BEGIN SUPPLIED DATA

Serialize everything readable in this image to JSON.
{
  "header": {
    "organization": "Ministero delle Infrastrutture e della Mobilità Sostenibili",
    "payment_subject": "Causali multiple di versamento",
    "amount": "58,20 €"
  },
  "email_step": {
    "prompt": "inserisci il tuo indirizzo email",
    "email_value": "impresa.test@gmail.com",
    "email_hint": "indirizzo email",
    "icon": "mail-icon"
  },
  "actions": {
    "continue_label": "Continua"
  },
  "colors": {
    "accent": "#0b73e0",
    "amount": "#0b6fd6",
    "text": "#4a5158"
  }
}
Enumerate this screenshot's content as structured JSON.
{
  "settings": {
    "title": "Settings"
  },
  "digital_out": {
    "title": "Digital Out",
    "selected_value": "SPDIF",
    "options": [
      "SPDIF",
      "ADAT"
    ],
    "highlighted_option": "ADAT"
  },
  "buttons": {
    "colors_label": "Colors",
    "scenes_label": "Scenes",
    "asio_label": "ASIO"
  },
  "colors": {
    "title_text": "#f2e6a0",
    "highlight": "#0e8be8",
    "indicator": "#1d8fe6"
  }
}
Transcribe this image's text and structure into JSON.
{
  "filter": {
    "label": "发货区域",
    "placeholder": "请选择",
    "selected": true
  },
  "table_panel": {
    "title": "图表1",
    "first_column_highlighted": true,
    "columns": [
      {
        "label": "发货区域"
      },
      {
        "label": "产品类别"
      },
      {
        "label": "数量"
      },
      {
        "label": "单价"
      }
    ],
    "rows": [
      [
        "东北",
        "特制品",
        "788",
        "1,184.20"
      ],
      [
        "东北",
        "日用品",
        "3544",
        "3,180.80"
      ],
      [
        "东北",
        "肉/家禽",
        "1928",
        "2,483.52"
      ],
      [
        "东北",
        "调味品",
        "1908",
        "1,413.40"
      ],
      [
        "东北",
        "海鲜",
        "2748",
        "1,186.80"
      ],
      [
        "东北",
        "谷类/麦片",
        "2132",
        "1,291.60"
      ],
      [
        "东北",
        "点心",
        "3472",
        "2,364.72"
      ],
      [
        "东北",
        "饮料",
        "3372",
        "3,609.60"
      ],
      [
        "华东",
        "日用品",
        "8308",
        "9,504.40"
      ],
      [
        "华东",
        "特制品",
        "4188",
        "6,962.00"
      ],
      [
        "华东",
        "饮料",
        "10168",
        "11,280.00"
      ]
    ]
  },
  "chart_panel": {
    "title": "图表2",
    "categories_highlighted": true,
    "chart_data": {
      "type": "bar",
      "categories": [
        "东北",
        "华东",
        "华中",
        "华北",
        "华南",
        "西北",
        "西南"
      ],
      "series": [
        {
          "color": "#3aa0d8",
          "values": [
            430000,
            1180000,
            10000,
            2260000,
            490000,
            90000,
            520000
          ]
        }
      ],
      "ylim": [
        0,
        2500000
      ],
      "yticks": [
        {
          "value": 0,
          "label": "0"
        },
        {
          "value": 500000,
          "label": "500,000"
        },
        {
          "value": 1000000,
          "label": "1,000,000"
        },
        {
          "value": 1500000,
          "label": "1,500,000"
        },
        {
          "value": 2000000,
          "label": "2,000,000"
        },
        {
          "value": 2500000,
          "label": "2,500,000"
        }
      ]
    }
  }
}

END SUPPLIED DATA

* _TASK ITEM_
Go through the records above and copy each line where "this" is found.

* _TASK OUTPUT_
Serialize everything readable in this image to JSON.
Enumerate this screenshot's content as structured JSON.
Transcribe this image's text and structure into JSON.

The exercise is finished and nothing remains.